The Divine Comedy PurgatorioBook - 1996
"The enjoyment ofThe Divine Comedyis a continuous process," observed T.S. Eliot. "It is not necessary to understand the meaning first to enjoy the poetry...our enjoyment of the poetry makes us want to understand the meaning." Arguably the greatest single poem ever written,The Divine Comedypresents Dante Alighieri's all-encompassing vision of the three realms of Christian afterlife. In thePurgatorio, Dante struggles up the terraces of Mount Purgatory, still guided by Virgil, in continuation of his difficult ascent to purity. "The clean force of the original comes through with astonishing success," said poet and translator Dudley Fitts in praise of John Ciardi's rendition of thePurgatorio. "Dante cannot speak in English, perhaps; but Ciardi has given us the next best thing--a credible, passionatepersonaof the poet, stripped of the customary guards of rhetoric and false decoration, strong and noble in utterance."
Publisher: New York : Modern Library, 1996.
Edition: Modern Library edition
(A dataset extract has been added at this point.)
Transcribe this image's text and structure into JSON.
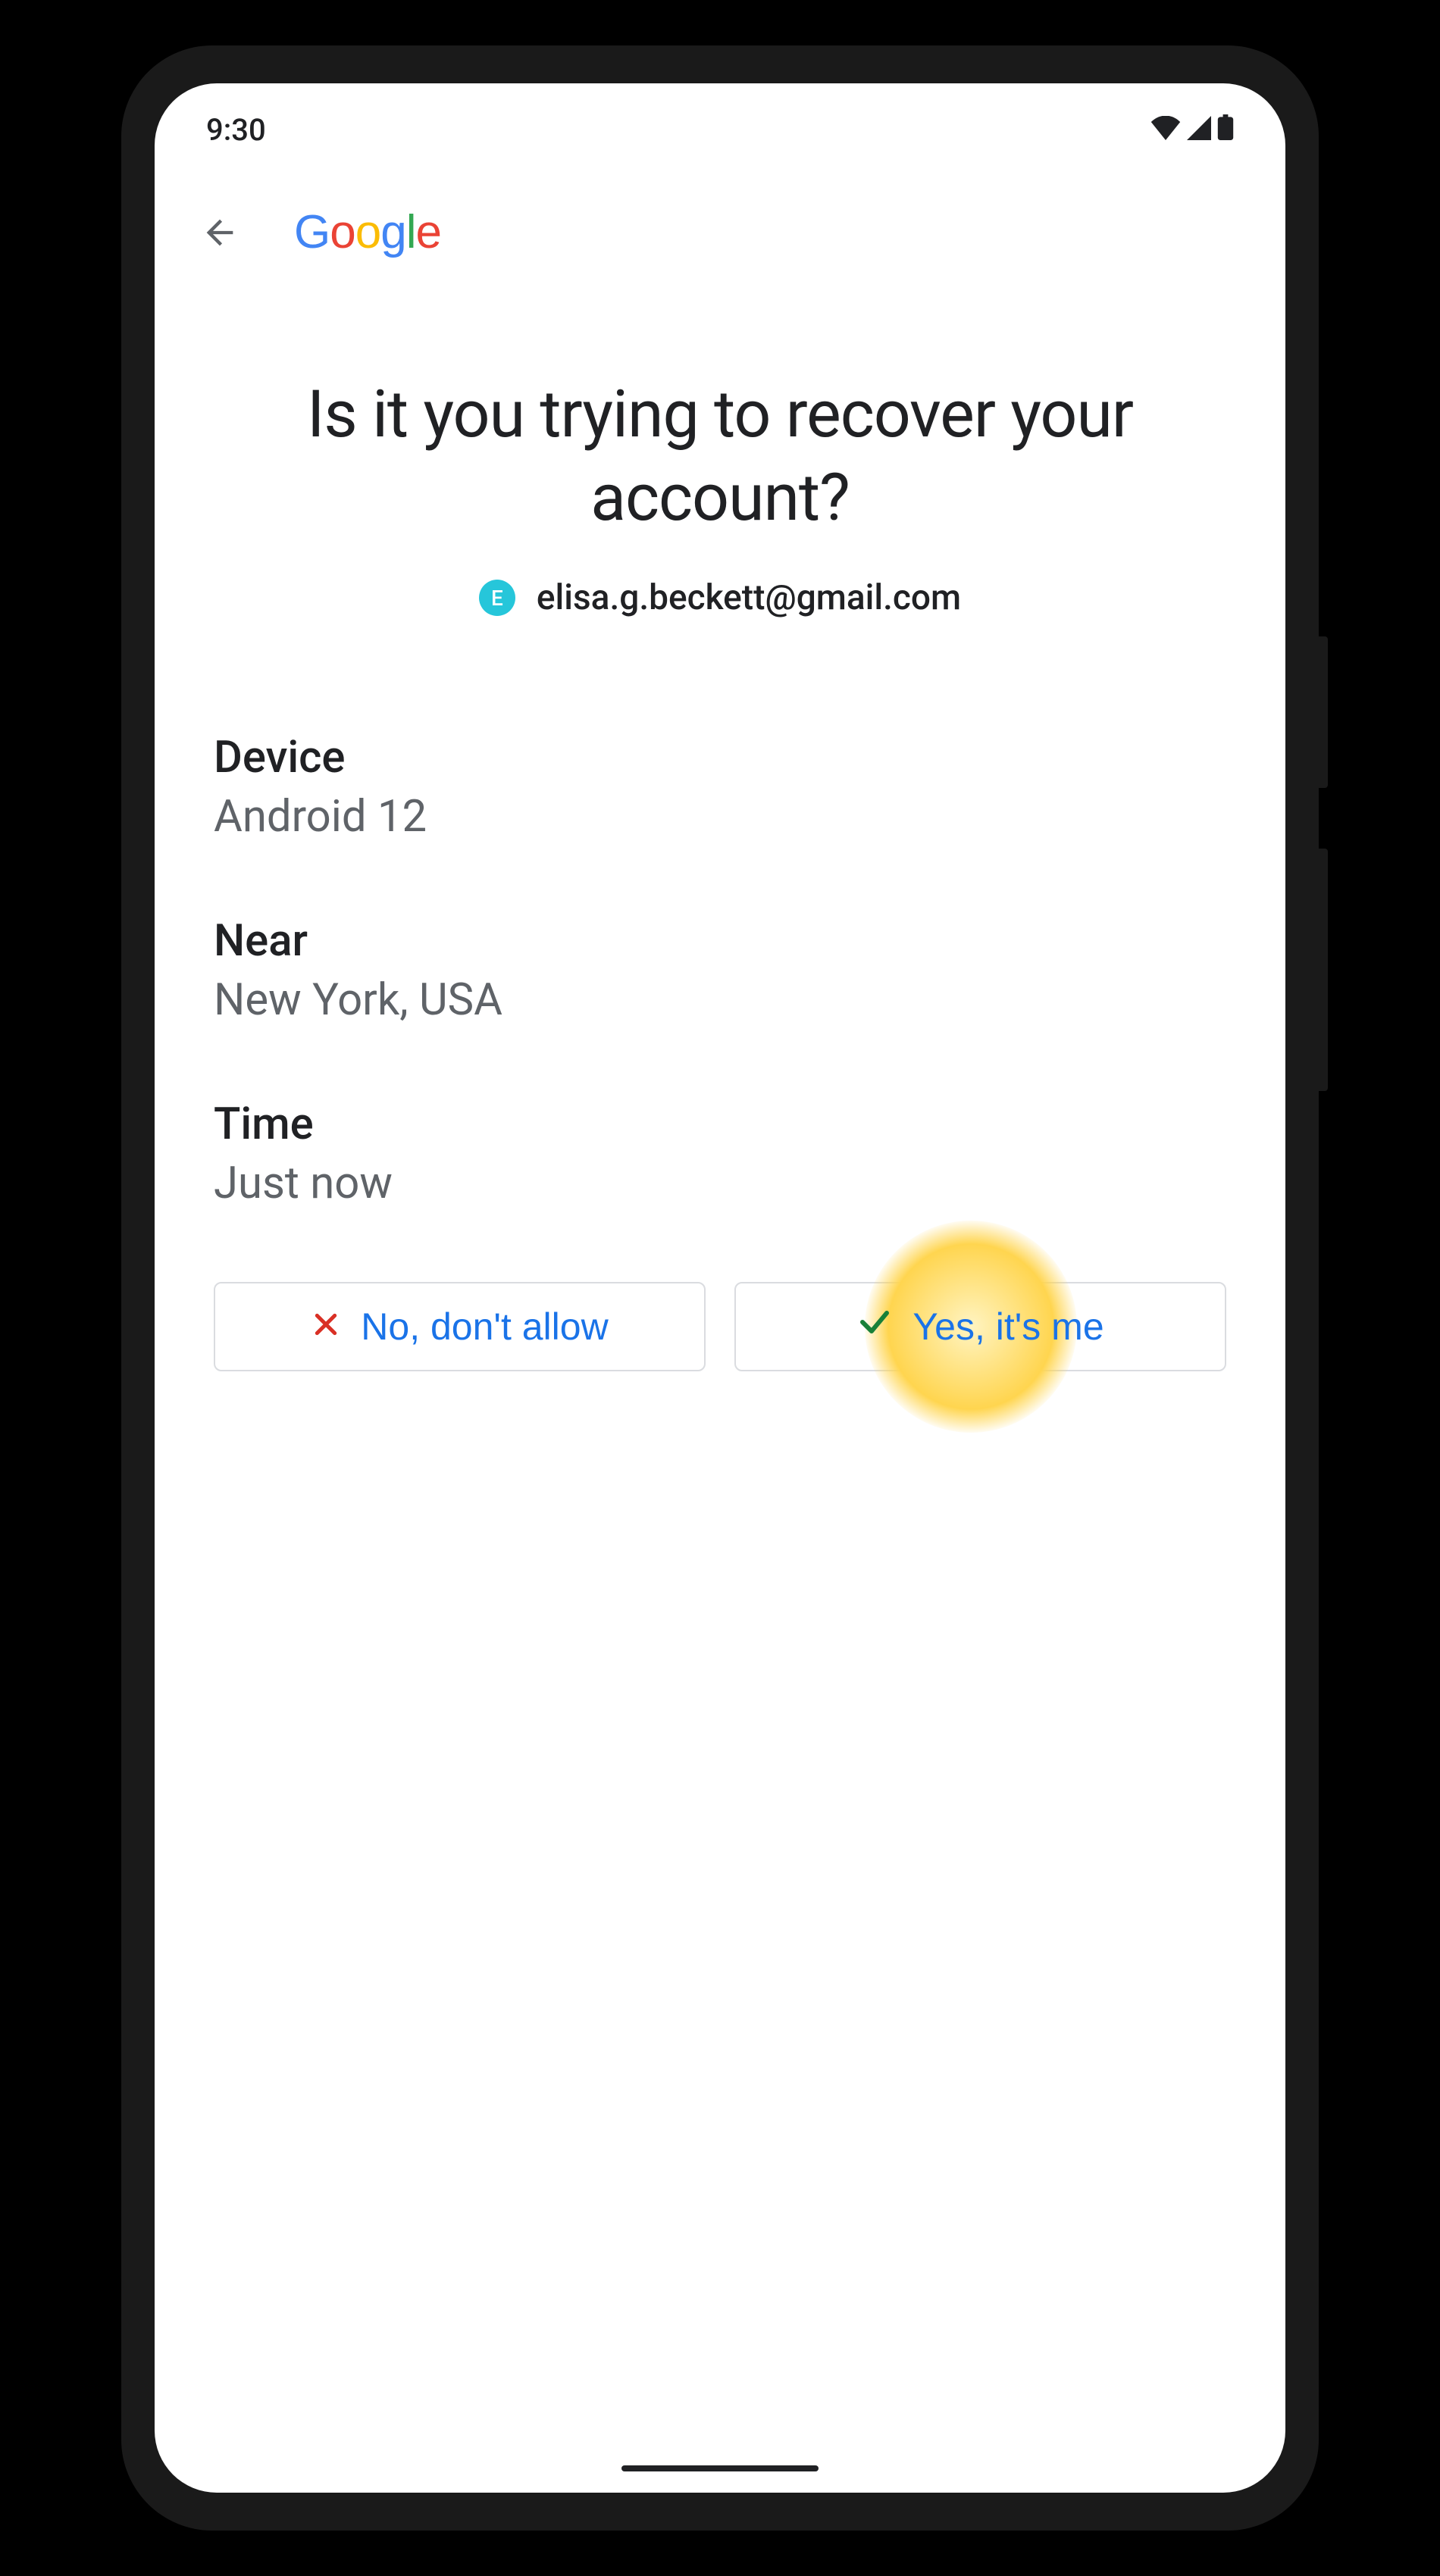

Branch Call Number: 851.1 Dante 3701 1
Characteristics: vi, 364 pages
Alternative Title: Purgatorio